**EXERCISE DIRECTIONS**: Leave the pictures out. Return all other data exactly.

--------------------------------

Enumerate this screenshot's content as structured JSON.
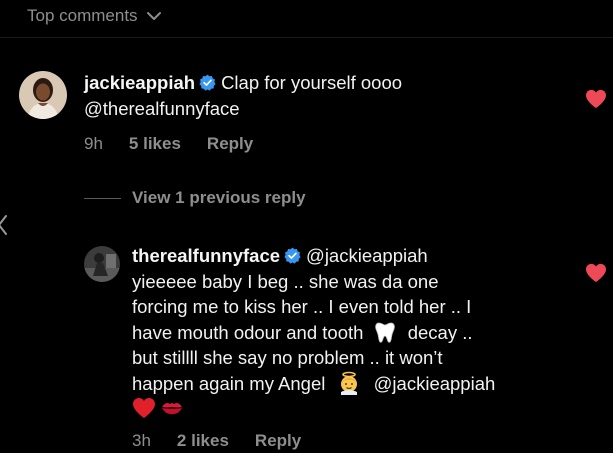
{
  "header": {
    "sort_label": "Top comments"
  },
  "comments": [
    {
      "username": "jackieappiah",
      "text": "Clap for yourself oooo",
      "mention": "@therealfunnyface",
      "time": "9h",
      "likes": "5 likes",
      "reply_label": "Reply"
    }
  ],
  "view_replies_label": "View 1 previous reply",
  "reply": {
    "username": "therealfunnyface",
    "mention_start": "@jackieappiah",
    "line1": "yieeeee baby I beg .. she was da one",
    "line2": "forcing me to kiss her .. I even told her .. I",
    "line3a": "have mouth odour and tooth",
    "line3b": "decay ..",
    "line4": "but stillll she say no problem .. it won’t",
    "line5a": "happen again my Angel",
    "line5b": "@jackieappiah",
    "time": "3h",
    "likes": "2 likes",
    "reply_label": "Reply"
  },
  "icons": {
    "verified": "verified-badge-icon",
    "heart": "heart-icon",
    "chevron": "chevron-down-icon",
    "tooth": "tooth-emoji",
    "angel": "baby-angel-emoji",
    "red_heart": "red-heart-emoji",
    "kiss": "kiss-mark-emoji"
  },
  "colors": {
    "background": "#000000",
    "text": "#f5f5f5",
    "muted": "#8e8e8e",
    "heart": "#ed4956",
    "verified": "#3897f0"
  }
}
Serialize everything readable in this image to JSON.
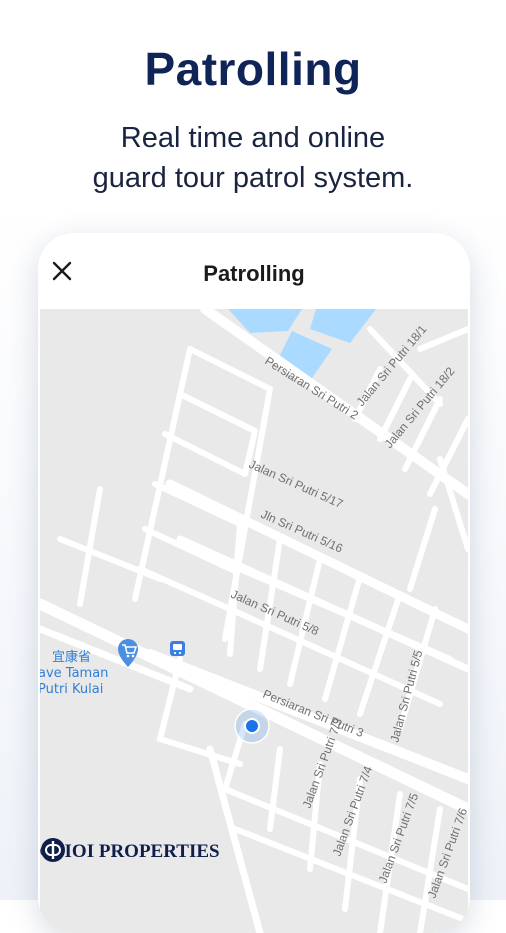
{
  "promo": {
    "headline": "Patrolling",
    "subtitle_line1": "Real time and online",
    "subtitle_line2": "guard tour patrol system."
  },
  "screen": {
    "title": "Patrolling",
    "close_icon": "close-icon"
  },
  "map": {
    "streets": [
      "Persiaran Sri Putri 2",
      "Jalan Sri Putri 18/1",
      "Jalan Sri Putri 18/2",
      "Jalan Sri Putri 5/17",
      "Jln Sri Putri 5/16",
      "Jalan Sri Putri 5/8",
      "Persiaran Sri Putri 3",
      "Jalan Sri Putri 5/5",
      "Jalan Sri Putri 7/3",
      "Jalan Sri Putri 7/4",
      "Jalan Sri Putri 7/5",
      "Jalan Sri Putri 7/6"
    ],
    "poi": {
      "name_cn": "宜康省",
      "name_line2": "ave Taman",
      "name_line3": "Putri Kulai",
      "icon": "shopping-cart-icon"
    },
    "transit_icon": "bus-stop-icon",
    "location_icon": "current-location-icon",
    "colors": {
      "land": "#e9e9e9",
      "road": "#ffffff",
      "water": "#aadaff",
      "location": "#1a73e8"
    }
  },
  "watermark": {
    "copyright": "©",
    "brand": "IOI PROPERTIES"
  },
  "colors": {
    "headline": "#0f2557",
    "text": "#1a2440"
  }
}
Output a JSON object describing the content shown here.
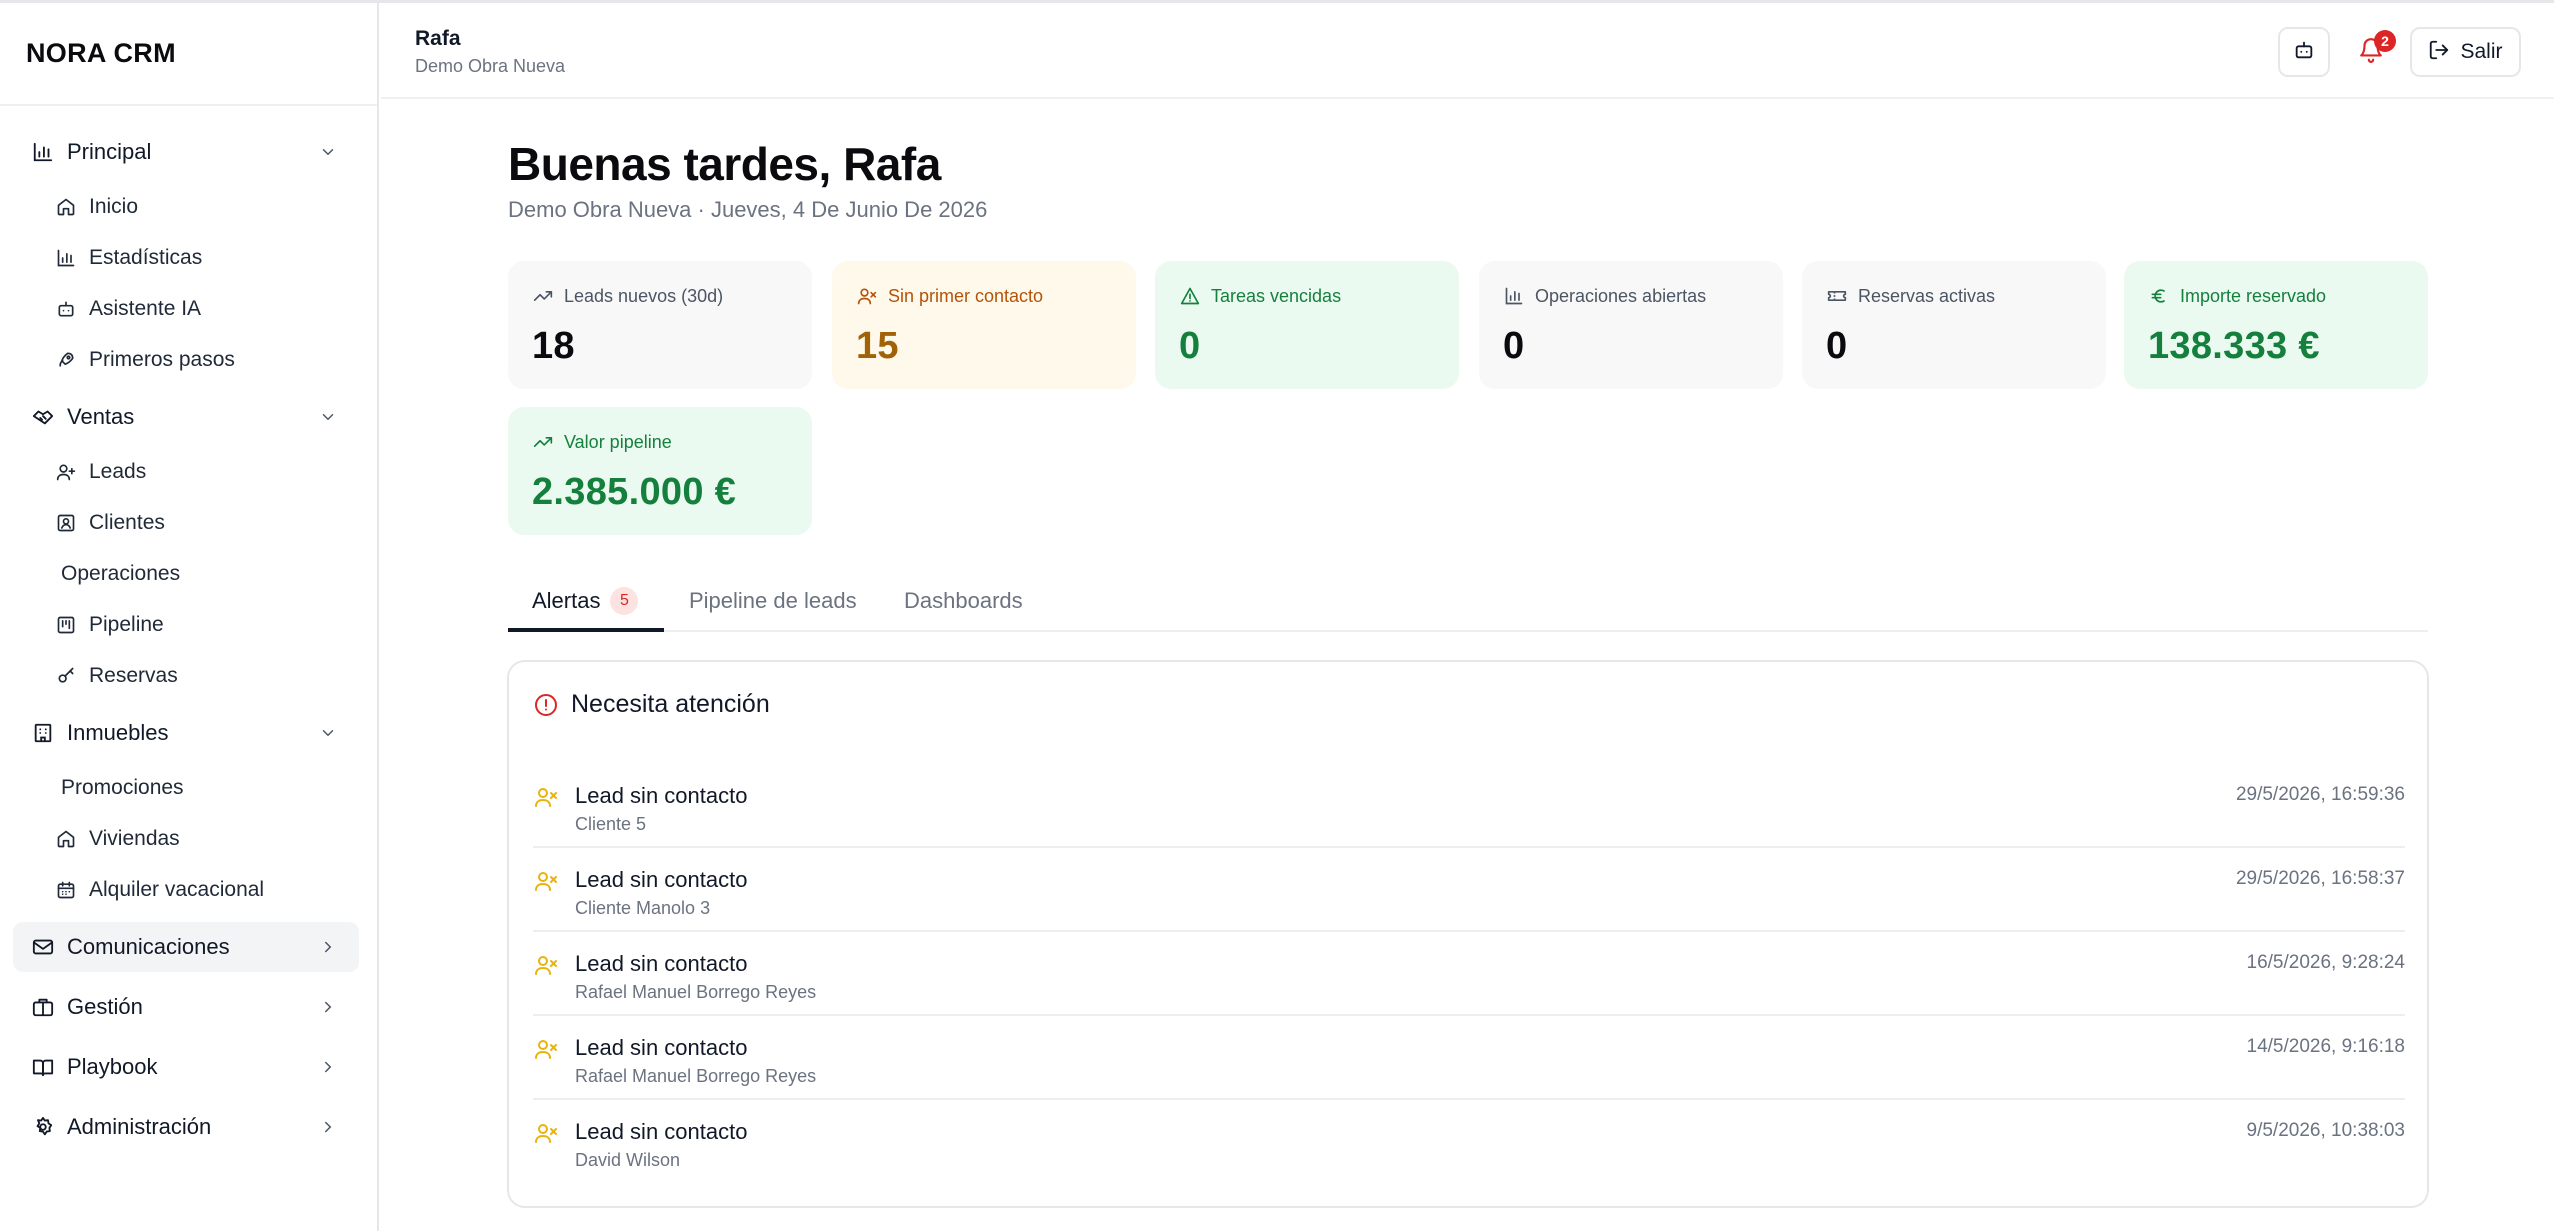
{
  "app": {
    "brand": "NORA CRM"
  },
  "sidebar": {
    "sections": [
      {
        "label": "Principal",
        "icon": "bar-chart-icon",
        "expanded": true,
        "items": [
          {
            "label": "Inicio",
            "icon": "home-icon"
          },
          {
            "label": "Estadísticas",
            "icon": "bar-chart-icon"
          },
          {
            "label": "Asistente IA",
            "icon": "bot-icon"
          },
          {
            "label": "Primeros pasos",
            "icon": "rocket-icon"
          }
        ]
      },
      {
        "label": "Ventas",
        "icon": "handshake-icon",
        "expanded": true,
        "items": [
          {
            "label": "Leads",
            "icon": "user-plus-icon"
          },
          {
            "label": "Clientes",
            "icon": "contact-icon"
          },
          {
            "label": "Operaciones",
            "icon": ""
          },
          {
            "label": "Pipeline",
            "icon": "kanban-icon"
          },
          {
            "label": "Reservas",
            "icon": "key-icon"
          }
        ]
      },
      {
        "label": "Inmuebles",
        "icon": "building-icon",
        "expanded": true,
        "items": [
          {
            "label": "Promociones",
            "icon": ""
          },
          {
            "label": "Viviendas",
            "icon": "home-icon"
          },
          {
            "label": "Alquiler vacacional",
            "icon": "calendar-icon"
          }
        ]
      },
      {
        "label": "Comunicaciones",
        "icon": "mail-icon",
        "expanded": false
      },
      {
        "label": "Gestión",
        "icon": "briefcase-icon",
        "expanded": false
      },
      {
        "label": "Playbook",
        "icon": "book-icon",
        "expanded": false
      },
      {
        "label": "Administración",
        "icon": "gear-icon",
        "expanded": false
      }
    ]
  },
  "header": {
    "user_name": "Rafa",
    "org": "Demo Obra Nueva",
    "notifications_count": "2",
    "logout_label": "Salir"
  },
  "main": {
    "greeting": "Buenas tardes, Rafa",
    "subtitle": "Demo Obra Nueva · Jueves, 4 De Junio De 2026",
    "kpis": [
      {
        "label": "Leads nuevos (30d)",
        "value": "18",
        "tone": "gray",
        "icon": "trending-up-icon"
      },
      {
        "label": "Sin primer contacto",
        "value": "15",
        "tone": "yellow",
        "icon": "user-x-icon"
      },
      {
        "label": "Tareas vencidas",
        "value": "0",
        "tone": "green",
        "icon": "alert-triangle-icon"
      },
      {
        "label": "Operaciones abiertas",
        "value": "0",
        "tone": "gray",
        "icon": "bar-chart-icon"
      },
      {
        "label": "Reservas activas",
        "value": "0",
        "tone": "gray",
        "icon": "ticket-icon"
      },
      {
        "label": "Importe reservado",
        "value": "138.333 €",
        "tone": "green",
        "icon": "euro-icon"
      },
      {
        "label": "Valor pipeline",
        "value": "2.385.000 €",
        "tone": "green",
        "icon": "trending-up-icon"
      }
    ],
    "tabs": [
      {
        "label": "Alertas",
        "badge": "5",
        "active": true
      },
      {
        "label": "Pipeline de leads",
        "active": false
      },
      {
        "label": "Dashboards",
        "active": false
      }
    ],
    "alerts_panel": {
      "title": "Necesita atención",
      "alerts": [
        {
          "title": "Lead sin contacto",
          "subtitle": "Cliente 5",
          "time": "29/5/2026, 16:59:36"
        },
        {
          "title": "Lead sin contacto",
          "subtitle": "Cliente Manolo 3",
          "time": "29/5/2026, 16:58:37"
        },
        {
          "title": "Lead sin contacto",
          "subtitle": "Rafael Manuel Borrego Reyes",
          "time": "16/5/2026, 9:28:24"
        },
        {
          "title": "Lead sin contacto",
          "subtitle": "Rafael Manuel Borrego Reyes",
          "time": "14/5/2026, 9:16:18"
        },
        {
          "title": "Lead sin contacto",
          "subtitle": "David Wilson",
          "time": "9/5/2026, 10:38:03"
        }
      ]
    }
  },
  "colors": {
    "accent_green": "#15803d",
    "warning_yellow": "#b45309",
    "danger_red": "#dc2626"
  }
}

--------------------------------

**RESPONSE AREA**:
Enumerate this screenshot's content as structured JSON.
{
  "header": {
    "sort_label": "Top comments"
  },
  "comments": [
    {
      "username": "jackieappiah",
      "text": "Clap for yourself oooo",
      "mention": "@therealfunnyface",
      "time": "9h",
      "likes": "5 likes",
      "reply_label": "Reply"
    }
  ],
  "view_replies_label": "View 1 previous reply",
  "reply": {
    "username": "therealfunnyface",
    "mention_start": "@jackieappiah",
    "line1": "yieeeee baby I beg .. she was da one",
    "line2": "forcing me to kiss her .. I even told her .. I",
    "line3a": "have mouth odour and tooth",
    "line3b": "decay ..",
    "line4": "but stillll she say no problem .. it won’t",
    "line5a": "happen again my Angel",
    "line5b": "@jackieappiah",
    "time": "3h",
    "likes": "2 likes",
    "reply_label": "Reply"
  },
  "icons": {
    "verified": "verified-badge-icon",
    "heart": "heart-icon",
    "chevron": "chevron-down-icon",
    "tooth": "tooth-emoji",
    "angel": "baby-angel-emoji",
    "red_heart": "red-heart-emoji",
    "kiss": "kiss-mark-emoji"
  },
  "colors": {
    "background": "#000000",
    "text": "#f5f5f5",
    "muted": "#8e8e8e",
    "heart": "#ed4956",
    "verified": "#3897f0"
  }
}
Serialize everything readable in this image to JSON.
{
  "promo": {
    "headline": "Patrolling",
    "subtitle_line1": "Real time and online",
    "subtitle_line2": "guard tour patrol system."
  },
  "screen": {
    "title": "Patrolling",
    "close_icon": "close-icon"
  },
  "map": {
    "streets": [
      "Persiaran Sri Putri 2",
      "Jalan Sri Putri 18/1",
      "Jalan Sri Putri 18/2",
      "Jalan Sri Putri 5/17",
      "Jln Sri Putri 5/16",
      "Jalan Sri Putri 5/8",
      "Persiaran Sri Putri 3",
      "Jalan Sri Putri 5/5",
      "Jalan Sri Putri 7/3",
      "Jalan Sri Putri 7/4",
      "Jalan Sri Putri 7/5",
      "Jalan Sri Putri 7/6"
    ],
    "poi": {
      "name_cn": "宜康省",
      "name_line2": "ave Taman",
      "name_line3": "Putri Kulai",
      "icon": "shopping-cart-icon"
    },
    "transit_icon": "bus-stop-icon",
    "location_icon": "current-location-icon",
    "colors": {
      "land": "#e9e9e9",
      "road": "#ffffff",
      "water": "#aadaff",
      "location": "#1a73e8"
    }
  },
  "watermark": {
    "copyright": "©",
    "brand": "IOI PROPERTIES"
  },
  "colors": {
    "headline": "#0f2557",
    "text": "#1a2440"
  }
}
Output a JSON object describing the content shown here.
{
  "app": {
    "brand": "NORA CRM"
  },
  "sidebar": {
    "sections": [
      {
        "label": "Principal",
        "icon": "bar-chart-icon",
        "expanded": true,
        "items": [
          {
            "label": "Inicio",
            "icon": "home-icon"
          },
          {
            "label": "Estadísticas",
            "icon": "bar-chart-icon"
          },
          {
            "label": "Asistente IA",
            "icon": "bot-icon"
          },
          {
            "label": "Primeros pasos",
            "icon": "rocket-icon"
          }
        ]
      },
      {
        "label": "Ventas",
        "icon": "handshake-icon",
        "expanded": true,
        "items": [
          {
            "label": "Leads",
            "icon": "user-plus-icon"
          },
          {
            "label": "Clientes",
            "icon": "contact-icon"
          },
          {
            "label": "Operaciones",
            "icon": ""
          },
          {
            "label": "Pipeline",
            "icon": "kanban-icon"
          },
          {
            "label": "Reservas",
            "icon": "key-icon"
          }
        ]
      },
      {
        "label": "Inmuebles",
        "icon": "building-icon",
        "expanded": true,
        "items": [
          {
            "label": "Promociones",
            "icon": ""
          },
          {
            "label": "Viviendas",
            "icon": "home-icon"
          },
          {
            "label": "Alquiler vacacional",
            "icon": "calendar-icon"
          }
        ]
      },
      {
        "label": "Comunicaciones",
        "icon": "mail-icon",
        "expanded": false
      },
      {
        "label": "Gestión",
        "icon": "briefcase-icon",
        "expanded": false
      },
      {
        "label": "Playbook",
        "icon": "book-icon",
        "expanded": false
      },
      {
        "label": "Administración",
        "icon": "gear-icon",
        "expanded": false
      }
    ]
  },
  "header": {
    "user_name": "Rafa",
    "org": "Demo Obra Nueva",
    "notifications_count": "2",
    "logout_label": "Salir"
  },
  "main": {
    "greeting": "Buenas tardes, Rafa",
    "subtitle": "Demo Obra Nueva · Jueves, 4 De Junio De 2026",
    "kpis": [
      {
        "label": "Leads nuevos (30d)",
        "value": "18",
        "tone": "gray",
        "icon": "trending-up-icon"
      },
      {
        "label": "Sin primer contacto",
        "value": "15",
        "tone": "yellow",
        "icon": "user-x-icon"
      },
      {
        "label": "Tareas vencidas",
        "value": "0",
        "tone": "green",
        "icon": "alert-triangle-icon"
      },
      {
        "label": "Operaciones abiertas",
        "value": "0",
        "tone": "gray",
        "icon": "bar-chart-icon"
      },
      {
        "label": "Reservas activas",
        "value": "0",
        "tone": "gray",
        "icon": "ticket-icon"
      },
      {
        "label": "Importe reservado",
        "value": "138.333 €",
        "tone": "green",
        "icon": "euro-icon"
      },
      {
        "label": "Valor pipeline",
        "value": "2.385.000 €",
        "tone": "green",
        "icon": "trending-up-icon"
      }
    ],
    "tabs": [
      {
        "label": "Alertas",
        "badge": "5",
        "active": true
      },
      {
        "label": "Pipeline de leads",
        "active": false
      },
      {
        "label": "Dashboards",
        "active": false
      }
    ],
    "alerts_panel": {
      "title": "Necesita atención",
      "alerts": [
        {
          "title": "Lead sin contacto",
          "subtitle": "Cliente 5",
          "time": "29/5/2026, 16:59:36"
        },
        {
          "title": "Lead sin contacto",
          "subtitle": "Cliente Manolo 3",
          "time": "29/5/2026, 16:58:37"
        },
        {
          "title": "Lead sin contacto",
          "subtitle": "Rafael Manuel Borrego Reyes",
          "time": "16/5/2026, 9:28:24"
        },
        {
          "title": "Lead sin contacto",
          "subtitle": "Rafael Manuel Borrego Reyes",
          "time": "14/5/2026, 9:16:18"
        },
        {
          "title": "Lead sin contacto",
          "subtitle": "David Wilson",
          "time": "9/5/2026, 10:38:03"
        }
      ]
    }
  },
  "colors": {
    "accent_green": "#15803d",
    "warning_yellow": "#b45309",
    "danger_red": "#dc2626"
  }
}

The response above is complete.